------ Listed records ------

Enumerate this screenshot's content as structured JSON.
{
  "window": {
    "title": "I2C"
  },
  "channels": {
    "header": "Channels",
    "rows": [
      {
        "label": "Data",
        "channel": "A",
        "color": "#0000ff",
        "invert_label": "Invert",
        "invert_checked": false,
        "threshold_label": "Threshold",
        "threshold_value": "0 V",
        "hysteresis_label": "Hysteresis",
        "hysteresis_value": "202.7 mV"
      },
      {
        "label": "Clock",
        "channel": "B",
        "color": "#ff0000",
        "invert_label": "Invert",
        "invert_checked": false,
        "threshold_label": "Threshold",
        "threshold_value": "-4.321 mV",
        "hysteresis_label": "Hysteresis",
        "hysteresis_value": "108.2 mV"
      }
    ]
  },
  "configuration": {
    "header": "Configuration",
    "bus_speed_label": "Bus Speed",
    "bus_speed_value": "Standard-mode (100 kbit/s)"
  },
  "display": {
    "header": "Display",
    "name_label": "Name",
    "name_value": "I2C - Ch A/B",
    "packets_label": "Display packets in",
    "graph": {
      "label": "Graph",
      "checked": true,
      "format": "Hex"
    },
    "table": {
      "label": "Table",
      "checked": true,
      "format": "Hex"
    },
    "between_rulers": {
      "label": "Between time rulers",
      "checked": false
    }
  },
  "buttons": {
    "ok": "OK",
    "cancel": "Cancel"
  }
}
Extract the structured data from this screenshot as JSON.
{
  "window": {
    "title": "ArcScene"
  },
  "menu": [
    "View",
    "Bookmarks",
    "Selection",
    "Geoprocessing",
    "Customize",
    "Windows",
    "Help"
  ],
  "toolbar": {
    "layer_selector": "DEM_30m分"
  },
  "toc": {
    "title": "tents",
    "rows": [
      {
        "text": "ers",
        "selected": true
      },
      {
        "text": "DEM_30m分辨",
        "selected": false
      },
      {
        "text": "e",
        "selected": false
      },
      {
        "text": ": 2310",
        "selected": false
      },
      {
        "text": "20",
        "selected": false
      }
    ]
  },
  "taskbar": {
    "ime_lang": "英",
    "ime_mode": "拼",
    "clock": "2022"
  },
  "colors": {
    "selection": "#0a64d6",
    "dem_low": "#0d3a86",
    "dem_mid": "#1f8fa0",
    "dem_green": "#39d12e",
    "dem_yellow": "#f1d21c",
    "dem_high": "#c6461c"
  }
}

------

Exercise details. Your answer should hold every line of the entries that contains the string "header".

Task solution.
    "header": "Channels",
    "header": "Configuration",
    "header": "Display",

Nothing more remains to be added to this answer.